The answer must consist of every line from the entries below that contains the word "Iran".

EXCERPTED RECORDS:
───

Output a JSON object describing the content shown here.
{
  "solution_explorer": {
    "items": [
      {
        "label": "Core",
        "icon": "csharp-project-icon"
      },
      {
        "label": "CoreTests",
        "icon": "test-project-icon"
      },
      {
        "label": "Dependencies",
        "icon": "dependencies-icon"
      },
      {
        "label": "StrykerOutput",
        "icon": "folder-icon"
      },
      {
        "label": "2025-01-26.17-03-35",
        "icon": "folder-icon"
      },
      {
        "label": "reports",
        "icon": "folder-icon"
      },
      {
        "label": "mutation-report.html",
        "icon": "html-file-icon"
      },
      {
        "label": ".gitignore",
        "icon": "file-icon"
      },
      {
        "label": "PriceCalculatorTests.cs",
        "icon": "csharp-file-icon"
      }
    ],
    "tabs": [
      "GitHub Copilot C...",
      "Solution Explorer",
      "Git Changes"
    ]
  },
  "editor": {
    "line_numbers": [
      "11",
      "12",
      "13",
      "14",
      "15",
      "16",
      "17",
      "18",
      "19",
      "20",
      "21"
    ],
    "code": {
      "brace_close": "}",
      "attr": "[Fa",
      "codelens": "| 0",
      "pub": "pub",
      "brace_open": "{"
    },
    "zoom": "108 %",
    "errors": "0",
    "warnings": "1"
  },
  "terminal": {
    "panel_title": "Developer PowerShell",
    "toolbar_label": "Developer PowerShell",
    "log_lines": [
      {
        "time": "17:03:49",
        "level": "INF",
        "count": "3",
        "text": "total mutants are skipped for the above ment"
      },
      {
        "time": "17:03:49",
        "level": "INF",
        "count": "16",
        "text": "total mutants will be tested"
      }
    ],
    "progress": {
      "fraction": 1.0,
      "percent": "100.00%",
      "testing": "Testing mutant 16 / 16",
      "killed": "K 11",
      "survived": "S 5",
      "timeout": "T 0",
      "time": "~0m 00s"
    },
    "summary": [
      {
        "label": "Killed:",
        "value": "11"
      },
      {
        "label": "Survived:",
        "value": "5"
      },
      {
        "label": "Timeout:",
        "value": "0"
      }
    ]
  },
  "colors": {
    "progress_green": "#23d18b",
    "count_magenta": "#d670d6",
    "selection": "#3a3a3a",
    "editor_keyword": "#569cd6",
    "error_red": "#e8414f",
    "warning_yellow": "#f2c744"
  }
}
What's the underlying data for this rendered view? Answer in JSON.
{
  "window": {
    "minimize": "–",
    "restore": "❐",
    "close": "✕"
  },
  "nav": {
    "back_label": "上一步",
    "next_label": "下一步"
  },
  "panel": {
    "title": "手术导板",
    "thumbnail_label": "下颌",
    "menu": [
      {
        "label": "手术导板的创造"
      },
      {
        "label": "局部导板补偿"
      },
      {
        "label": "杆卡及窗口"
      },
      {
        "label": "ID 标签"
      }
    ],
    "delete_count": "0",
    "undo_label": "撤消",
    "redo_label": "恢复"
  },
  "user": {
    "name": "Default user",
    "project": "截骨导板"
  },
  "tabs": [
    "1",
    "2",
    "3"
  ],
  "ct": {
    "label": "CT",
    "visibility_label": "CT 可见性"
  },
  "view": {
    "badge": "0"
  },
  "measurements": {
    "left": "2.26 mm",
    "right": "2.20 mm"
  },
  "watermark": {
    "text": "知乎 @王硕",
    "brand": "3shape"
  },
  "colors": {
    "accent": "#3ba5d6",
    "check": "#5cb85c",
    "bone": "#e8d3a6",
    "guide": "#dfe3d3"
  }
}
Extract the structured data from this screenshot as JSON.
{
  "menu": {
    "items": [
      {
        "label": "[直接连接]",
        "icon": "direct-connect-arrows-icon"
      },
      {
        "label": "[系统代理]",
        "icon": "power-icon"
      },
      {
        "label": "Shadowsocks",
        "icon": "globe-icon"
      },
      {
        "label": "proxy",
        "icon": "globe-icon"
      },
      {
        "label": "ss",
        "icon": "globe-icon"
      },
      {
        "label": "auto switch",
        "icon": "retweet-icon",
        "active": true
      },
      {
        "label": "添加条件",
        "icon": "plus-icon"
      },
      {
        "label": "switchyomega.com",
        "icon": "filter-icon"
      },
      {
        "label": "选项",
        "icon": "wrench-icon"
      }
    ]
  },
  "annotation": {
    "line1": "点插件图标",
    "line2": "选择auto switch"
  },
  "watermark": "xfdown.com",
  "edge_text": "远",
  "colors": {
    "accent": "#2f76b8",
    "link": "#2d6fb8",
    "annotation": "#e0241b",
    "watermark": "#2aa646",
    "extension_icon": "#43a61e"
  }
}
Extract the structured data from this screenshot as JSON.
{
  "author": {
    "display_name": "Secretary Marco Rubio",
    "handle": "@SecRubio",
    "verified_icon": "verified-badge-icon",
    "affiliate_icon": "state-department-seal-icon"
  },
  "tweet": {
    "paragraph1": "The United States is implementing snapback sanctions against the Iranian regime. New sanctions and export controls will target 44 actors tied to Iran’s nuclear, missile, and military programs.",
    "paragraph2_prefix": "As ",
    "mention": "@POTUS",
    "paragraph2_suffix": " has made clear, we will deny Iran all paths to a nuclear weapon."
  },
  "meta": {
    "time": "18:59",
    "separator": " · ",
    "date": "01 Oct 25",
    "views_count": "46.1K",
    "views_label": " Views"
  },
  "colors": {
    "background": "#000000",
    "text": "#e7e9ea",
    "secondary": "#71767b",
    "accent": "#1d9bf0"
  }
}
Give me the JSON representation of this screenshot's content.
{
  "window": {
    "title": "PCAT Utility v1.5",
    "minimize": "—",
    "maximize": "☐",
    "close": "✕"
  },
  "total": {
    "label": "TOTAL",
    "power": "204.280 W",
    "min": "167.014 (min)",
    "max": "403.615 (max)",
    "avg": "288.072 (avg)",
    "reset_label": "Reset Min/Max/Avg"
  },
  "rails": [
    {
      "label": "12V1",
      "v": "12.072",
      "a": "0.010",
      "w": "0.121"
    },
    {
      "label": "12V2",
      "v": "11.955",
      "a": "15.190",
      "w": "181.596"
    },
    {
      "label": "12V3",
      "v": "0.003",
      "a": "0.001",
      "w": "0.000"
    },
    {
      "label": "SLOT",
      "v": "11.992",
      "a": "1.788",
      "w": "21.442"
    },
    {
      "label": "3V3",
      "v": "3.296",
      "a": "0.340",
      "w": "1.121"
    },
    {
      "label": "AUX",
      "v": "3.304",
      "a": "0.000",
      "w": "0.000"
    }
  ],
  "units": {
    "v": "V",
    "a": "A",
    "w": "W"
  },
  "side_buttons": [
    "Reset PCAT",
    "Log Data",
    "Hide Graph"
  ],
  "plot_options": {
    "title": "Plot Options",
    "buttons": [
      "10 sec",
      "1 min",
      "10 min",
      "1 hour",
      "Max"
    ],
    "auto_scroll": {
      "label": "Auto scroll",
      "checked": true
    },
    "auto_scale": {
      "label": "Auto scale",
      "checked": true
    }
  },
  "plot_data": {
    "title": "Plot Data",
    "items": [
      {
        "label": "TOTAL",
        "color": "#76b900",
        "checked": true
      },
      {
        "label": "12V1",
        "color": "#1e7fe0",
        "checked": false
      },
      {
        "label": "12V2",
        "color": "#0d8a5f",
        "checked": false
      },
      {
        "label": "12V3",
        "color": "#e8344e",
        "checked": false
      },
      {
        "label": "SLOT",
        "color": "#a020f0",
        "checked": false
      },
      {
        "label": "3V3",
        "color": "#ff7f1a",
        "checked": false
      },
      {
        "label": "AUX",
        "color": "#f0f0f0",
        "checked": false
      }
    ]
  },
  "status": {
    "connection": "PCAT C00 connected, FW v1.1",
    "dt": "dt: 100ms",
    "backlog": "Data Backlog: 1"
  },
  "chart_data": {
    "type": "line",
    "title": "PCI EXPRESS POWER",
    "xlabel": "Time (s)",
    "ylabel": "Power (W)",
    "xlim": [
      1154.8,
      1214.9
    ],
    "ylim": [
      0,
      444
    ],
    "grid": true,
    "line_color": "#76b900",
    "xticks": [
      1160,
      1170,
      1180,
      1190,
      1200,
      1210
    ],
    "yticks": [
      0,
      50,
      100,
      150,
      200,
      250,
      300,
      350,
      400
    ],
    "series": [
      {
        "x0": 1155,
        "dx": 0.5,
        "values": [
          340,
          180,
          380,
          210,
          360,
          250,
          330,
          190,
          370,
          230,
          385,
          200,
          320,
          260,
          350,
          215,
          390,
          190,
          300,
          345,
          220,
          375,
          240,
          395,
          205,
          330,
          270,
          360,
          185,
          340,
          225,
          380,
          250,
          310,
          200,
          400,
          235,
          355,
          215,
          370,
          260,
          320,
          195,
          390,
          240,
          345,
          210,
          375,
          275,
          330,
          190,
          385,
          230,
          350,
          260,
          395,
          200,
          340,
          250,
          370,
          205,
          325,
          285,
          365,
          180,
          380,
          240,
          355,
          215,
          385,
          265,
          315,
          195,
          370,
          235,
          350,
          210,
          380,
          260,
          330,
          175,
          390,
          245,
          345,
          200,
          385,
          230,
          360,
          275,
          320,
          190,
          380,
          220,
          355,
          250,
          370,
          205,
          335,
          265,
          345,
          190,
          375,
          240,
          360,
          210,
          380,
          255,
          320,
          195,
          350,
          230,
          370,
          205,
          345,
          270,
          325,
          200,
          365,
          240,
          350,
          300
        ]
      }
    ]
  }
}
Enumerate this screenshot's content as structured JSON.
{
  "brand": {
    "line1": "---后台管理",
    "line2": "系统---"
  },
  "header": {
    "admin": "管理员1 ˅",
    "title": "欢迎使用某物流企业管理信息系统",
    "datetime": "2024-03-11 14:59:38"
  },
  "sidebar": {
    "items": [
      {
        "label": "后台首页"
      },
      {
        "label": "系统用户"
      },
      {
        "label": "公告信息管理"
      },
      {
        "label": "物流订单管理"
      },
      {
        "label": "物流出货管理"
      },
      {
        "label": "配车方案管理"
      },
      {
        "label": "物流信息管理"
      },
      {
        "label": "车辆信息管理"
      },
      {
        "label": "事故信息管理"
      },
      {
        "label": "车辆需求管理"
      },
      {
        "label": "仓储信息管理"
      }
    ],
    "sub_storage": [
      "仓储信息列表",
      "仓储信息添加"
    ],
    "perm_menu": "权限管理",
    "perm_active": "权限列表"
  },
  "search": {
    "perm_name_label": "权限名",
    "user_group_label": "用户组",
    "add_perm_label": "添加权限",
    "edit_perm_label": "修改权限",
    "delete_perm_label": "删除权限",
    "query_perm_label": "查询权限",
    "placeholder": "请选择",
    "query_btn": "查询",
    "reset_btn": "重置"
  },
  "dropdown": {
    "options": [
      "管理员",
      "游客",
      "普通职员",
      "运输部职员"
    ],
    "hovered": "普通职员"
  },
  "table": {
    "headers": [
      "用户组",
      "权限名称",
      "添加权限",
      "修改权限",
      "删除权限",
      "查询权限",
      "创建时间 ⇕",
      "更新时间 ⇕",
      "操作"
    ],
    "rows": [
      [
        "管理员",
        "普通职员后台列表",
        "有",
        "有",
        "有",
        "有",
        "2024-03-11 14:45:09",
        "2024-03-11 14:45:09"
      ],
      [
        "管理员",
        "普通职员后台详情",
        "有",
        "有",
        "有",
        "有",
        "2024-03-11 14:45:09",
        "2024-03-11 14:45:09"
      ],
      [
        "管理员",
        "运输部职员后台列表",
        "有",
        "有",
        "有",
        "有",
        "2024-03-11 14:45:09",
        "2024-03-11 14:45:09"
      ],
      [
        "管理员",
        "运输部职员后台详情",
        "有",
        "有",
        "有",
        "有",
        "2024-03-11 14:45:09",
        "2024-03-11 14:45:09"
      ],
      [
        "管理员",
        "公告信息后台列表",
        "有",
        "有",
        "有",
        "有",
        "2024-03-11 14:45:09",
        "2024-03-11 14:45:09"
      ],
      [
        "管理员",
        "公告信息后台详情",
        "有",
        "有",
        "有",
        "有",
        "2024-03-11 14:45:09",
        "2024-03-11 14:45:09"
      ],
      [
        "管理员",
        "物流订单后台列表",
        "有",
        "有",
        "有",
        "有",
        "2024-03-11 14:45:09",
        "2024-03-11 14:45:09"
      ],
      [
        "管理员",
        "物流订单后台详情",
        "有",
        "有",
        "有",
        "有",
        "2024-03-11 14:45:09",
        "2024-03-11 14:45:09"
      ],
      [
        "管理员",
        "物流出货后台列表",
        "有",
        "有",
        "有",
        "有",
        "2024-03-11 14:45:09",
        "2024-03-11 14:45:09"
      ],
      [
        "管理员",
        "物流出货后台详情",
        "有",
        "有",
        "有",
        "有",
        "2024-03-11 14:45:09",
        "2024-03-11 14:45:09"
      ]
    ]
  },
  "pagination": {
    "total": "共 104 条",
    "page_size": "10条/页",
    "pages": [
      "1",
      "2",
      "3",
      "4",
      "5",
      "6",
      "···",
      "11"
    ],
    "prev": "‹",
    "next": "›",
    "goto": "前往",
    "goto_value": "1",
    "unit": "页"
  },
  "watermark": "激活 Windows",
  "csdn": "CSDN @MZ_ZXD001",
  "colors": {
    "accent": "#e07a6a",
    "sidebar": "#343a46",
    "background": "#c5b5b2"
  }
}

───

EXERCISE ANSWER:
    "paragraph1": "The United States is implementing snapback sanctions against the Iranian regime. New sanctions and export controls will target 44 actors tied to Iran’s nuclear, missile, and military programs.",
    "paragraph2_suffix": " has made clear, we will deny Iran all paths to a nuclear weapon."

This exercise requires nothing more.